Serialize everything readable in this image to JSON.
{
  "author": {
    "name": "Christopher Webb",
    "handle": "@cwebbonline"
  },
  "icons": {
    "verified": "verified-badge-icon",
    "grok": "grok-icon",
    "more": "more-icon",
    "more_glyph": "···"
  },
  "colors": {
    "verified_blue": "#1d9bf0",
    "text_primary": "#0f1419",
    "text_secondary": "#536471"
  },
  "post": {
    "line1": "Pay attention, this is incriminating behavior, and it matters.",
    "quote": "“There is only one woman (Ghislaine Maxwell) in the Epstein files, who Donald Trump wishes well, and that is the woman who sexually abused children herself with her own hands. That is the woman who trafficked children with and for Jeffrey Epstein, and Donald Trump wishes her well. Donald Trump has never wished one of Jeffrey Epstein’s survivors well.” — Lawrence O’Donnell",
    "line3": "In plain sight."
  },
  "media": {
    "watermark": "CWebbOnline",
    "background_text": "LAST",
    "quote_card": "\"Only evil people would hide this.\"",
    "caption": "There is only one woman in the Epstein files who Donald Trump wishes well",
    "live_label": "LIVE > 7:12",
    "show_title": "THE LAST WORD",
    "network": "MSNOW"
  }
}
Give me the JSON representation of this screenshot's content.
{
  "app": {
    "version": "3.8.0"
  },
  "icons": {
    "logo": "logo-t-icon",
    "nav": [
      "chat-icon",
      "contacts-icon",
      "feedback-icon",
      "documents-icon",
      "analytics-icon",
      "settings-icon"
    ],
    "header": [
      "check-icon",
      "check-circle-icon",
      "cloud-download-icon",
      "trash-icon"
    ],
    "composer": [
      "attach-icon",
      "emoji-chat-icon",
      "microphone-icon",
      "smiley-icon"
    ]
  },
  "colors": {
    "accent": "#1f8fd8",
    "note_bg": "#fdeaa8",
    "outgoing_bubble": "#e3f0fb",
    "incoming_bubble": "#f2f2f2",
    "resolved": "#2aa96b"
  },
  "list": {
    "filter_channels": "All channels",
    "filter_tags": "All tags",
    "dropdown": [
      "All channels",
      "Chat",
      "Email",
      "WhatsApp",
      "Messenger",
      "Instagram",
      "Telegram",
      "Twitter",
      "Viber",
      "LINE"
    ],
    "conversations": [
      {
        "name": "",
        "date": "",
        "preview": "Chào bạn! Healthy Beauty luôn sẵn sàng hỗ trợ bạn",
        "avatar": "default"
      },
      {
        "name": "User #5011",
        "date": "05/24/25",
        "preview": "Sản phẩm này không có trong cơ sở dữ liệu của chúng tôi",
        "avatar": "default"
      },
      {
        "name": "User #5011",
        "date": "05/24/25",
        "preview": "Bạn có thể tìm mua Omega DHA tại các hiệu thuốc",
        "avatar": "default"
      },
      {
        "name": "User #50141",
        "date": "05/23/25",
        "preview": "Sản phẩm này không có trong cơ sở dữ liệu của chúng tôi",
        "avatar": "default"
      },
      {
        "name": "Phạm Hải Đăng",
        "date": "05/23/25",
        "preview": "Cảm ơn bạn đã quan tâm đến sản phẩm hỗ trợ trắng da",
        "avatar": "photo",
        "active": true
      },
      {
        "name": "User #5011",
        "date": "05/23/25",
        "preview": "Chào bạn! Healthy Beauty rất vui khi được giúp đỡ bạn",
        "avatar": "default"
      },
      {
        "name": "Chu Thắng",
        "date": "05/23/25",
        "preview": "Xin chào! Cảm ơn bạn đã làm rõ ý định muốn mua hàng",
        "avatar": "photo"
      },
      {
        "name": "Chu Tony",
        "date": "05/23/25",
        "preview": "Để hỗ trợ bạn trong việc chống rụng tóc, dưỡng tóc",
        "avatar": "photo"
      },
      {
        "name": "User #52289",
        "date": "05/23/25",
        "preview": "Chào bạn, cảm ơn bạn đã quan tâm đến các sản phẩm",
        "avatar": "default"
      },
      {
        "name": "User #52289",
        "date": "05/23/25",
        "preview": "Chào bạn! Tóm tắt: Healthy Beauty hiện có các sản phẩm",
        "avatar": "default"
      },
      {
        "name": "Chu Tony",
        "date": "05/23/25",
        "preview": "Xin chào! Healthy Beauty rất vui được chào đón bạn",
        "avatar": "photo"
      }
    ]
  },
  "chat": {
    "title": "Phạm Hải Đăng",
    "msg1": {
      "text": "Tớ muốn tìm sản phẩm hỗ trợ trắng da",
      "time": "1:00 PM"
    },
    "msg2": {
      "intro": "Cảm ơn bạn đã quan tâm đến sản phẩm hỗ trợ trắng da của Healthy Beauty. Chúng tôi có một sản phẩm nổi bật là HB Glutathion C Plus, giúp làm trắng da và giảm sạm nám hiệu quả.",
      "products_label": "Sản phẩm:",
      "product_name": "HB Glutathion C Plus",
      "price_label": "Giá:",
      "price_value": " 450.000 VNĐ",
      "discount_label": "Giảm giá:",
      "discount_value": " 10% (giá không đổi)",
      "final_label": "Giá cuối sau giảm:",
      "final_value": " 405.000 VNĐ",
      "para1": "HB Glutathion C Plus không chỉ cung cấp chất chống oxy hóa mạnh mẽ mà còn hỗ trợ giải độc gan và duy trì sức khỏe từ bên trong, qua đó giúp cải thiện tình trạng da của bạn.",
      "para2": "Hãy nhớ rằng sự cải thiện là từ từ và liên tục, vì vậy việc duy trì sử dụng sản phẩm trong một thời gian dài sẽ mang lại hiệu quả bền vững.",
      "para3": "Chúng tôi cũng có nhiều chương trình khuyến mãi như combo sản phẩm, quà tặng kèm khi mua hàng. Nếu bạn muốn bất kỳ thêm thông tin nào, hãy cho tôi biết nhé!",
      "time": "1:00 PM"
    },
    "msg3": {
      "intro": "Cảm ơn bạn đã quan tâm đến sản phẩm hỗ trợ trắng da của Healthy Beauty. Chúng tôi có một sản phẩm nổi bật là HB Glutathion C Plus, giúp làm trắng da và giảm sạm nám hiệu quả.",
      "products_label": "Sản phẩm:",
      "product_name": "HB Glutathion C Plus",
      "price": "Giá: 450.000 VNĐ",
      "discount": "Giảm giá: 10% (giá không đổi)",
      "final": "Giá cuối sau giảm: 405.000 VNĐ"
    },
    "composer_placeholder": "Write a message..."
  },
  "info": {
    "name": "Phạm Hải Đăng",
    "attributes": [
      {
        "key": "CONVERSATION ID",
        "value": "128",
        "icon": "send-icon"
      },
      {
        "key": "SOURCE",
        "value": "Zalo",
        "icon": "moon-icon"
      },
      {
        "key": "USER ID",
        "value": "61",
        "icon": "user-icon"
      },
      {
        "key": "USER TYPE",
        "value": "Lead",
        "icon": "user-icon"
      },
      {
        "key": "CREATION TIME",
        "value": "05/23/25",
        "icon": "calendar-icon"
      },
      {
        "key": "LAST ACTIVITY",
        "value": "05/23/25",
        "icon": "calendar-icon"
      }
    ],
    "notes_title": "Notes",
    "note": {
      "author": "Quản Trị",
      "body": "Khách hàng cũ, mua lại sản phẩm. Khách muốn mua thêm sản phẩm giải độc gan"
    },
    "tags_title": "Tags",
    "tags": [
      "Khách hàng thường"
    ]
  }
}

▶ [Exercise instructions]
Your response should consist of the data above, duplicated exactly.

▶ [Written reply]
Serialize everything readable in this image to JSON.
{
  "author": {
    "name": "Christopher Webb",
    "handle": "@cwebbonline"
  },
  "icons": {
    "verified": "verified-badge-icon",
    "grok": "grok-icon",
    "more": "more-icon",
    "more_glyph": "···"
  },
  "colors": {
    "verified_blue": "#1d9bf0",
    "text_primary": "#0f1419",
    "text_secondary": "#536471"
  },
  "post": {
    "line1": "Pay attention, this is incriminating behavior, and it matters.",
    "quote": "“There is only one woman (Ghislaine Maxwell) in the Epstein files, who Donald Trump wishes well, and that is the woman who sexually abused children herself with her own hands. That is the woman who trafficked children with and for Jeffrey Epstein, and Donald Trump wishes her well. Donald Trump has never wished one of Jeffrey Epstein’s survivors well.” — Lawrence O’Donnell",
    "line3": "In plain sight."
  },
  "media": {
    "watermark": "CWebbOnline",
    "background_text": "LAST",
    "quote_card": "\"Only evil people would hide this.\"",
    "caption": "There is only one woman in the Epstein files who Donald Trump wishes well",
    "live_label": "LIVE > 7:12",
    "show_title": "THE LAST WORD",
    "network": "MSNOW"
  }
}
Give me the JSON representation of this screenshot's content.
{
  "app": {
    "version": "3.8.0"
  },
  "icons": {
    "logo": "logo-t-icon",
    "nav": [
      "chat-icon",
      "contacts-icon",
      "feedback-icon",
      "documents-icon",
      "analytics-icon",
      "settings-icon"
    ],
    "header": [
      "check-icon",
      "check-circle-icon",
      "cloud-download-icon",
      "trash-icon"
    ],
    "composer": [
      "attach-icon",
      "emoji-chat-icon",
      "microphone-icon",
      "smiley-icon"
    ]
  },
  "colors": {
    "accent": "#1f8fd8",
    "note_bg": "#fdeaa8",
    "outgoing_bubble": "#e3f0fb",
    "incoming_bubble": "#f2f2f2",
    "resolved": "#2aa96b"
  },
  "list": {
    "filter_channels": "All channels",
    "filter_tags": "All tags",
    "dropdown": [
      "All channels",
      "Chat",
      "Email",
      "WhatsApp",
      "Messenger",
      "Instagram",
      "Telegram",
      "Twitter",
      "Viber",
      "LINE"
    ],
    "conversations": [
      {
        "name": "",
        "date": "",
        "preview": "Chào bạn! Healthy Beauty luôn sẵn sàng hỗ trợ bạn",
        "avatar": "default"
      },
      {
        "name": "User #5011",
        "date": "05/24/25",
        "preview": "Sản phẩm này không có trong cơ sở dữ liệu của chúng tôi",
        "avatar": "default"
      },
      {
        "name": "User #5011",
        "date": "05/24/25",
        "preview": "Bạn có thể tìm mua Omega DHA tại các hiệu thuốc",
        "avatar": "default"
      },
      {
        "name": "User #50141",
        "date": "05/23/25",
        "preview": "Sản phẩm này không có trong cơ sở dữ liệu của chúng tôi",
        "avatar": "default"
      },
      {
        "name": "Phạm Hải Đăng",
        "date": "05/23/25",
        "preview": "Cảm ơn bạn đã quan tâm đến sản phẩm hỗ trợ trắng da",
        "avatar": "photo",
        "active": true
      },
      {
        "name": "User #5011",
        "date": "05/23/25",
        "preview": "Chào bạn! Healthy Beauty rất vui khi được giúp đỡ bạn",
        "avatar": "default"
      },
      {
        "name": "Chu Thắng",
        "date": "05/23/25",
        "preview": "Xin chào! Cảm ơn bạn đã làm rõ ý định muốn mua hàng",
        "avatar": "photo"
      },
      {
        "name": "Chu Tony",
        "date": "05/23/25",
        "preview": "Để hỗ trợ bạn trong việc chống rụng tóc, dưỡng tóc",
        "avatar": "photo"
      },
      {
        "name": "User #52289",
        "date": "05/23/25",
        "preview": "Chào bạn, cảm ơn bạn đã quan tâm đến các sản phẩm",
        "avatar": "default"
      },
      {
        "name": "User #52289",
        "date": "05/23/25",
        "preview": "Chào bạn! Tóm tắt: Healthy Beauty hiện có các sản phẩm",
        "avatar": "default"
      },
      {
        "name": "Chu Tony",
        "date": "05/23/25",
        "preview": "Xin chào! Healthy Beauty rất vui được chào đón bạn",
        "avatar": "photo"
      }
    ]
  },
  "chat": {
    "title": "Phạm Hải Đăng",
    "msg1": {
      "text": "Tớ muốn tìm sản phẩm hỗ trợ trắng da",
      "time": "1:00 PM"
    },
    "msg2": {
      "intro": "Cảm ơn bạn đã quan tâm đến sản phẩm hỗ trợ trắng da của Healthy Beauty. Chúng tôi có một sản phẩm nổi bật là HB Glutathion C Plus, giúp làm trắng da và giảm sạm nám hiệu quả.",
      "products_label": "Sản phẩm:",
      "product_name": "HB Glutathion C Plus",
      "price_label": "Giá:",
      "price_value": " 450.000 VNĐ",
      "discount_label": "Giảm giá:",
      "discount_value": " 10% (giá không đổi)",
      "final_label": "Giá cuối sau giảm:",
      "final_value": " 405.000 VNĐ",
      "para1": "HB Glutathion C Plus không chỉ cung cấp chất chống oxy hóa mạnh mẽ mà còn hỗ trợ giải độc gan và duy trì sức khỏe từ bên trong, qua đó giúp cải thiện tình trạng da của bạn.",
      "para2": "Hãy nhớ rằng sự cải thiện là từ từ và liên tục, vì vậy việc duy trì sử dụng sản phẩm trong một thời gian dài sẽ mang lại hiệu quả bền vững.",
      "para3": "Chúng tôi cũng có nhiều chương trình khuyến mãi như combo sản phẩm, quà tặng kèm khi mua hàng. Nếu bạn muốn bất kỳ thêm thông tin nào, hãy cho tôi biết nhé!",
      "time": "1:00 PM"
    },
    "msg3": {
      "intro": "Cảm ơn bạn đã quan tâm đến sản phẩm hỗ trợ trắng da của Healthy Beauty. Chúng tôi có một sản phẩm nổi bật là HB Glutathion C Plus, giúp làm trắng da và giảm sạm nám hiệu quả.",
      "products_label": "Sản phẩm:",
      "product_name": "HB Glutathion C Plus",
      "price": "Giá: 450.000 VNĐ",
      "discount": "Giảm giá: 10% (giá không đổi)",
      "final": "Giá cuối sau giảm: 405.000 VNĐ"
    },
    "composer_placeholder": "Write a message..."
  },
  "info": {
    "name": "Phạm Hải Đăng",
    "attributes": [
      {
        "key": "CONVERSATION ID",
        "value": "128",
        "icon": "send-icon"
      },
      {
        "key": "SOURCE",
        "value": "Zalo",
        "icon": "moon-icon"
      },
      {
        "key": "USER ID",
        "value": "61",
        "icon": "user-icon"
      },
      {
        "key": "USER TYPE",
        "value": "Lead",
        "icon": "user-icon"
      },
      {
        "key": "CREATION TIME",
        "value": "05/23/25",
        "icon": "calendar-icon"
      },
      {
        "key": "LAST ACTIVITY",
        "value": "05/23/25",
        "icon": "calendar-icon"
      }
    ],
    "notes_title": "Notes",
    "note": {
      "author": "Quản Trị",
      "body": "Khách hàng cũ, mua lại sản phẩm. Khách muốn mua thêm sản phẩm giải độc gan"
    },
    "tags_title": "Tags",
    "tags": [
      "Khách hàng thường"
    ]
  }
}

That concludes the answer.